Exercise objective
Please copy each line of the listing that includes the string "branch".

Data for this exercise
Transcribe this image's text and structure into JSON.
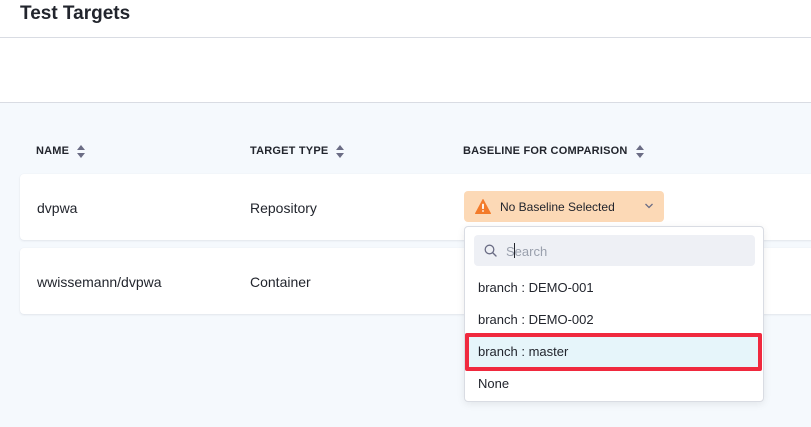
{
  "page": {
    "title": "Test Targets"
  },
  "table": {
    "columns": [
      {
        "label": "NAME"
      },
      {
        "label": "TARGET TYPE"
      },
      {
        "label": "BASELINE FOR COMPARISON"
      }
    ],
    "rows": [
      {
        "name": "dvpwa",
        "type": "Repository",
        "baseline": "No Baseline Selected"
      },
      {
        "name": "wwissemann/dvpwa",
        "type": "Container"
      }
    ]
  },
  "dropdown": {
    "search_placeholder": "Search",
    "options": [
      "branch : DEMO-001",
      "branch : DEMO-002",
      "branch : master",
      "None"
    ],
    "highlighted_index": 2
  },
  "colors": {
    "baseline_warning_bg": "#fcd9b6",
    "warning_icon": "#f37b2a",
    "annotation": "#f0293e",
    "highlight": "#e6f5fa"
  }
}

Response for this exercise
      "branch : DEMO-001",
      "branch : DEMO-002",
      "branch : master",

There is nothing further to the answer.